First World War Wills: more than one million visits to unique WW1 archive

By: In: Scanning & Digitising On: Aug 29, 2014
First World War Wills: more than one million visits to unique WW1 archive

“…mother dear do not lose heart, I may come back again…”

One year after its launch, Her Majesty’s Courts & Tribunals Service’s (HMCTS) online archive of WWI soldiers’ wills has been searched more than one million times. The impressive archive of 280,000 soldiers’ wills was released in the run-up to the centenary of the start of the Great War as part of the Government’s drive to modernise and enhance access to its services. The digitised documents are part of the huge archive of 41 million wills Iron Mountain preserves on behalf of HMCTS.

Read the HMCTS press release.

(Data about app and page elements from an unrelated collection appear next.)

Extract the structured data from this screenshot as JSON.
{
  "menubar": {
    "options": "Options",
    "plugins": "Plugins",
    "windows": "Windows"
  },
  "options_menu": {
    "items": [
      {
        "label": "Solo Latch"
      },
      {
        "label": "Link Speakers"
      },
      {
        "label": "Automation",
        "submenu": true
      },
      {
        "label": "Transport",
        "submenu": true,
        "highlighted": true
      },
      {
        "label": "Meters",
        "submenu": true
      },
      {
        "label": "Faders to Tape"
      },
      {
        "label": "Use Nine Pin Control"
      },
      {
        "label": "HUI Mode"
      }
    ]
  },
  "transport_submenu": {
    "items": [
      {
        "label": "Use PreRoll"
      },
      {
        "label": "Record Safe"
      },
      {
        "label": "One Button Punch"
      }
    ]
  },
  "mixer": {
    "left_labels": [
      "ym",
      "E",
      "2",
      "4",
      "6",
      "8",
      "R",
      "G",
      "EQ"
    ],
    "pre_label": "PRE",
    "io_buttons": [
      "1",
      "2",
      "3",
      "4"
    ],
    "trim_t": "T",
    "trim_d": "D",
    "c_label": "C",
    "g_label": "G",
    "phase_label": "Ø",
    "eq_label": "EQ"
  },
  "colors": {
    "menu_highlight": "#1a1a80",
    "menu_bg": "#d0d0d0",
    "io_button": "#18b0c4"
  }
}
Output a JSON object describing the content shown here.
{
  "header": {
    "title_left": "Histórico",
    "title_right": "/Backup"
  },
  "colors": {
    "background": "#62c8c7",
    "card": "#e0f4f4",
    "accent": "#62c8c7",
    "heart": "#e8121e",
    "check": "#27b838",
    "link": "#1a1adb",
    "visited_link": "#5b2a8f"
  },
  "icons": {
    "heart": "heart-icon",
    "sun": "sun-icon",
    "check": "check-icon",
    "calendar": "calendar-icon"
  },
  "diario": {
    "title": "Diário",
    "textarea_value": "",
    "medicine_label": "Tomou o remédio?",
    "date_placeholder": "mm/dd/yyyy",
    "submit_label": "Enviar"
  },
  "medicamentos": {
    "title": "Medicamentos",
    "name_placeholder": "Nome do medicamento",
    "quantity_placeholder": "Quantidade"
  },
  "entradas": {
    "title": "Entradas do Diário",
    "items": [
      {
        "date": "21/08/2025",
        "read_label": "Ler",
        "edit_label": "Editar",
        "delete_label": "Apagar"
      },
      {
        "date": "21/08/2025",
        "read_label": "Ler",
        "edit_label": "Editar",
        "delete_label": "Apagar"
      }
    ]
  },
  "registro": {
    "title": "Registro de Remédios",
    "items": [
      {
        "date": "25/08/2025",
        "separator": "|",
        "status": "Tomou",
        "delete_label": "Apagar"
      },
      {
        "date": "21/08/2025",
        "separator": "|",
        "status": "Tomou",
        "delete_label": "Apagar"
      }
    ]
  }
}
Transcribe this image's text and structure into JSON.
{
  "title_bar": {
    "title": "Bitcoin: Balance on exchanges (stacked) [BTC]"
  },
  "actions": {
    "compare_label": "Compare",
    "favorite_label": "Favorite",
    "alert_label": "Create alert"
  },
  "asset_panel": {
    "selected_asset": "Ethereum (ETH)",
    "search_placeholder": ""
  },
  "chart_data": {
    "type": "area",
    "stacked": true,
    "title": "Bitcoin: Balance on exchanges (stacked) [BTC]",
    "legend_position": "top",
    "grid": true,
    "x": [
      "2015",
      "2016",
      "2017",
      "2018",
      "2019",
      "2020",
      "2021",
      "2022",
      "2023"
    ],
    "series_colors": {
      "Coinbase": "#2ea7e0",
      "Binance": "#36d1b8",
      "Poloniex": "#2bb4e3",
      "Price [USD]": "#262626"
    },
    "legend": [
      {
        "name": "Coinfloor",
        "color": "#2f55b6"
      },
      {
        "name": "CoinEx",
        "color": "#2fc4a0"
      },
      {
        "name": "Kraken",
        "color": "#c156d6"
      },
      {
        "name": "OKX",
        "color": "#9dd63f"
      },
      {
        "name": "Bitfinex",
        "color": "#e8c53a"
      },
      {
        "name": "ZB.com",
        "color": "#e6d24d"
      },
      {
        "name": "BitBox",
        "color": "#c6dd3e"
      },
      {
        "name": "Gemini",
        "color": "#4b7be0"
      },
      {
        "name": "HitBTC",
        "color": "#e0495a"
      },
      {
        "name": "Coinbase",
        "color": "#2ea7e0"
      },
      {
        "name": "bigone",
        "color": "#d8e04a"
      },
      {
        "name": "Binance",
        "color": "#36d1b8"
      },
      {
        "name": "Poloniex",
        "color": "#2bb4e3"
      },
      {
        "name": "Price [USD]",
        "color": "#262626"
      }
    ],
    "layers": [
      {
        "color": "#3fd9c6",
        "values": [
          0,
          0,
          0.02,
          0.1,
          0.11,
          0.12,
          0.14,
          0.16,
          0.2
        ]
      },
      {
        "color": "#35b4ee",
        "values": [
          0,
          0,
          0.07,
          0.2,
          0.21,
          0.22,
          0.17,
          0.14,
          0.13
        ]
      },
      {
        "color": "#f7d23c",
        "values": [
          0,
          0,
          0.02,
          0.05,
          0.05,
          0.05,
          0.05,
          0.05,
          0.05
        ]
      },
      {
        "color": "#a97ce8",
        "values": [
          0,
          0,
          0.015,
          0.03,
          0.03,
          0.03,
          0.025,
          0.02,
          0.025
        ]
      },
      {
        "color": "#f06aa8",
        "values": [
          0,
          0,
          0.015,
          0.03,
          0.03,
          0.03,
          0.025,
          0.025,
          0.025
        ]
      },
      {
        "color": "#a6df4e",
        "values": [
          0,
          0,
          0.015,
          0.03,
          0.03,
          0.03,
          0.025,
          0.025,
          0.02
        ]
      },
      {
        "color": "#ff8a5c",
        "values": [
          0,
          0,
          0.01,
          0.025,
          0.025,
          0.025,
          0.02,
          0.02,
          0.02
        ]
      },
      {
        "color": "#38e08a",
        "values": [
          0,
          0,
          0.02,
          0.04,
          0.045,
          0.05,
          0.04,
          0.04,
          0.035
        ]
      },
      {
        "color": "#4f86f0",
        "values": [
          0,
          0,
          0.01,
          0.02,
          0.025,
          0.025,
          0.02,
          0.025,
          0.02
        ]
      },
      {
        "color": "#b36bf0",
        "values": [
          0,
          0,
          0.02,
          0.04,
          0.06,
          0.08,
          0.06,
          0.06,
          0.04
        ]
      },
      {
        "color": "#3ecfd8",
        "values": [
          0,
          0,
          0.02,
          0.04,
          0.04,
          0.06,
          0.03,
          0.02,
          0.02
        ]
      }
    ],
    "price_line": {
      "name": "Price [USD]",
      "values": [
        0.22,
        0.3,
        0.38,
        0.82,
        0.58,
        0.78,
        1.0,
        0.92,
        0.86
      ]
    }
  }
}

Trench tactics

A century ago, after the German advance was halted at the First Battle of the Marne, forces on both sides tried to outflank each other in what became known as the Race to the Sea. The British Expeditionary Force was deployed around Ypres (Ieper), in the Belgian Westhoek to help protect the North Sea ports. Both sides dug in and the first major trench lines were soon established. By 1915, the vast network of trenches that defined the Western Front stretched 475 miles from Nieuwpoort on the Belgian coast to the Swiss border.

Soldiers’ wills – messages to the living

When British soldiers moved to the frontlines they completed a will that each soldier then carried as part of his Army Pay Book (AB64) tucked into his uniform. The precious document meant that the soldier’s estate would be administered according to his wishes, in the event of his death. Many used the wills to record heartfelt messages for their loved ones. See more at:

The human cost of war

The outlook for the soldiers heading for the front lines was poor: more than half of all soldiers would be wounded and one in four heading for the trench warfare of the Western Front would not return home. Each of the 280,000 soldiers’ wills in the HMCTS archive marks a tragedy. The precious documents likely carry the final words of many of the rank and file soldiers of the lost generation.

In the announcement to mark the success of war will digitisation project, Justice Minister Shailesh Vara said:

“The high level of interest in the project’s first year reminds us just how well regarded our brave soldiers remain one century on from the start of this conflict. I encourage anyone who has not yet done so to take the opportunity to hear the thoughts and emotions of these soldiers who died for their country in their own words.”

You can search the online archive for a family member here.

← Celebrate World Paper Free Day by getting paper out of your business processes Gary Blakeley tells the First World War story of Private James McCarthy →

Leave A Comment

About the author

Phil Greenwood

Phil Greenwood is Country Managing Director & Commercial Director at Iron Mountain responsible for delivering information and records management solutions into the UK's largest Public, Private and NHS customers. Phil directs and runs specialist sector teams aligned to the sector specific requirements of Iron Mountain's clients. These requirements demand innovative solutions that deliver compliance and governance as well as efficiency and cost cutting in order to transform business results and improve the way organisations use their information. Phil has over 10 years' experience working with UK and International records management. He is involved with the UK Information and Records Management Society. Phil has worked within service delivery and customer facing roles, as well as in general management roles within the outsourcing and information management industries. Legally qualified, Phil has also spent time as a fee earner within law firms and has a strong understanding of the way that information and services drive the core business of client organisations.